During their meeting, Wallace and Bergson discussed ways to save the Jews from Hitler. At one point, the vice president’s aide, Harold Young, proposed a sit-in by 500,000 people outside the White House that would paralyze Washington. The protesters would demand a promise by President Roosevelt to save the Jews. Bergson was uncertain whether this was feasible. He asked whether such a large number of demonstrators could board the trains to Washington during wartime. Young responded with disgust.
“That’s the trouble with you Jews,” Young said. “You always want to appear as gentlemen.”
G-d made man with the ability to forget. Today, very few remember let alone acknowledge the brutality of a brother against a brother. But G-d doesn’t forget. He would not pardon Cain. How could G-d do so? A brother had killed a brother. He decreed that Cain wander the earth with a mark on his forehead to deter beasts. After seven generations, an archer mistook Cain for an animal and killed him. Cain’s killer turned out to be Lemech, Noah’s father.
History seems to have bypassed the wartime Jewish leaderships, fostering denial and revisionism. Nahum Goldmann, however, was an exception, a Jewish leader in Europe and America who predicted that Jewish history would judge him and the entire generation who lived in the United States as guilty of failing their European brethren.

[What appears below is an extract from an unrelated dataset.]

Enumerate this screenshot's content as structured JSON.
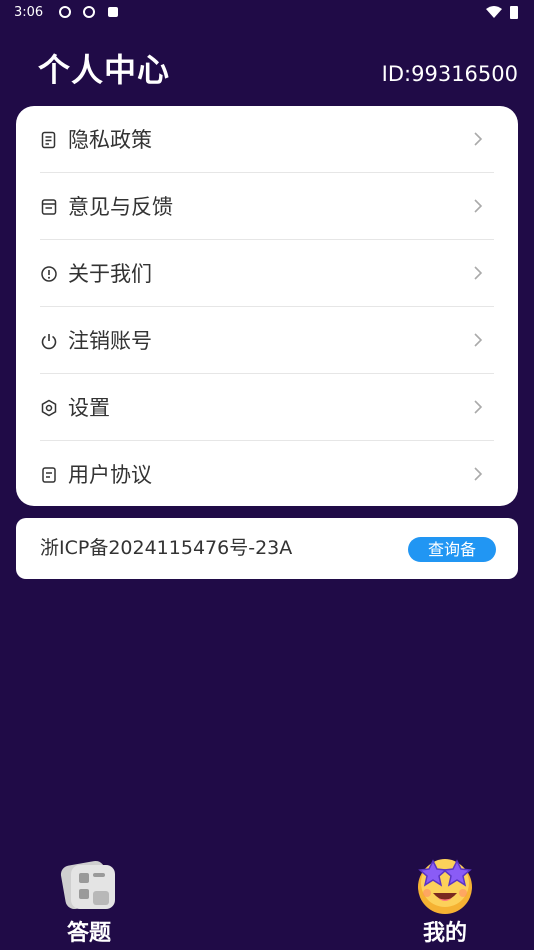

“We did not do so, because the majority of Jewish leaders then were of the opinion that they should not interfere with the free world’s war effort against the Nazis with stormy protests,” Goldmann said in 1964. “Therefore we should not transfer the guilt to those who suffered and paid with their lives. If there is a basis to the historical ‘I accuse’, let us have the courage now to direct it against that part of the generation which was lucky enough to be outside of the Nazi domination and did not fulfill its obligation toward the millions killed.”